- 1–2 oz blanco or silver tequila
- Juice of ½ lemon
- 6–8 oz cola
- Margarita salt
- Lemon wedge
Rub the rim of the glass with lemon wedge, and dip glass in salt. Squeeze juice from half a lemon into glass. Add tequila and ice. Top with cola and stir. Add lemon wedge, serve and enjoy.
The Charro Negro is not only named after the Mexican legend of ghostly cowboy dressed in black, but it is also a perfect combination of flavors: sweet, sour, salty, and bitter are all represented. The Charro Negro is similar to a Cube Libre, just substitute tequila for rum, add the salt, and substitute lemon for lime.
The Legend of the Charro Negro in Hispanic Culture
In Mexico, there is a legend of a cowboy, dressed head to toe in black who rides a black horse, who offers bags of money to unsuspecting strangers. Those who accept the gifts of this mysterious figure end up dead a few days later. It is said that this gaucho is an apparition who seeks revenge against those who wronged him. This mythic figure is the Black Charro, aka the Charro Negro.
Another version of this legend says that the Charro Negro is the ghost of an old ranch hand who is mourning the death of a loved one.
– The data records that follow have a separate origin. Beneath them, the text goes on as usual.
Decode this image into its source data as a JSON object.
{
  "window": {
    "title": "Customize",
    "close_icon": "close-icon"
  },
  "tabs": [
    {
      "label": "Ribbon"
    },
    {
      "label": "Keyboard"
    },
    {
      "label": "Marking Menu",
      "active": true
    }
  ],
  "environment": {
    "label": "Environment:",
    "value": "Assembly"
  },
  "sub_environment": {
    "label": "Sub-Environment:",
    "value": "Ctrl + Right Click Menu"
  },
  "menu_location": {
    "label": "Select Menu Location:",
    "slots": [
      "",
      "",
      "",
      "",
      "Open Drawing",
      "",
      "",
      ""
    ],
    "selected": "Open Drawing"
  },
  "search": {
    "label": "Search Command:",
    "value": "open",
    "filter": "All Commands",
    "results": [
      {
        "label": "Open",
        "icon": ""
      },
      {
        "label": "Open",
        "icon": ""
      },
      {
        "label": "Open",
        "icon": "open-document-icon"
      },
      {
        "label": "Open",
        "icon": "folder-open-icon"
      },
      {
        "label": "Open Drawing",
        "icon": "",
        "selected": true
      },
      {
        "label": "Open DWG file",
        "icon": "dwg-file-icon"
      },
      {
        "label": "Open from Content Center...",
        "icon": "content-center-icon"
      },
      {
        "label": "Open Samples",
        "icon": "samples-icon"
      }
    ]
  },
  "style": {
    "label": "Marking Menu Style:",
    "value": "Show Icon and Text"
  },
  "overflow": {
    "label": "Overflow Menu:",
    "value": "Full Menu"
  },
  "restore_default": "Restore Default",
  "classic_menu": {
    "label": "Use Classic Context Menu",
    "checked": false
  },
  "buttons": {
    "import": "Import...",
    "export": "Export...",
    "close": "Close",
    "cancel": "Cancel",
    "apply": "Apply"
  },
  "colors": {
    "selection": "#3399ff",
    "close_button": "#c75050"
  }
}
Here’s a version of the story that I really like: Many years ago, when gold mining was still prevalent in Hildago, the mining companies used families as little more than slave labor. One evening, a man named John was at the bar with his fellow workers, lamenting that he would do anything to become rich. A mysterious dressed all in black seated at the bar told him to go to an abandoned mine, the Cave Coyote. Already drunk, John went to the cave, but saw no one. He was about to leave, when he saw a snake of enormous size watching him intently from a hole in the cove. John decided to take the snake home and sell it, as this snake was unusually large. John placed the snake in a dried well covered with boards.
That night, John dreamed that the snake was speaking to him. The snake told him, Thanks you for inviting me into your home. I will give you gold, in exchange for one of your children, and your soul. You will find payment for your soul in the barn. John awoke that morning, and going to the barn he found two bags of gold. His wife came to him, distressed, as their son had disappeared. Their daughter checked the well, and the snake had also disappeared.
With the money, John and his family bought a farm of their own. Every year, he would dream of the snake again. I will give you more gold for more children…the snake would whisper in his dream. John sought lovers in far-flung villages, to continue to bear children as payment for prosperity, sacrificed to the unearthly snake.
In Popular Culture
From the late 1930s to the early 1950s, there were a series of movies that featured the heroic character El Charro Negro, a mysterious cowboy dressed in black with a black cowboy hat.
The mariachi singer Timoteo is also known as “El Charro Negro”. Timoteo is also the first African-American mariachi singer, and a bit of a big star.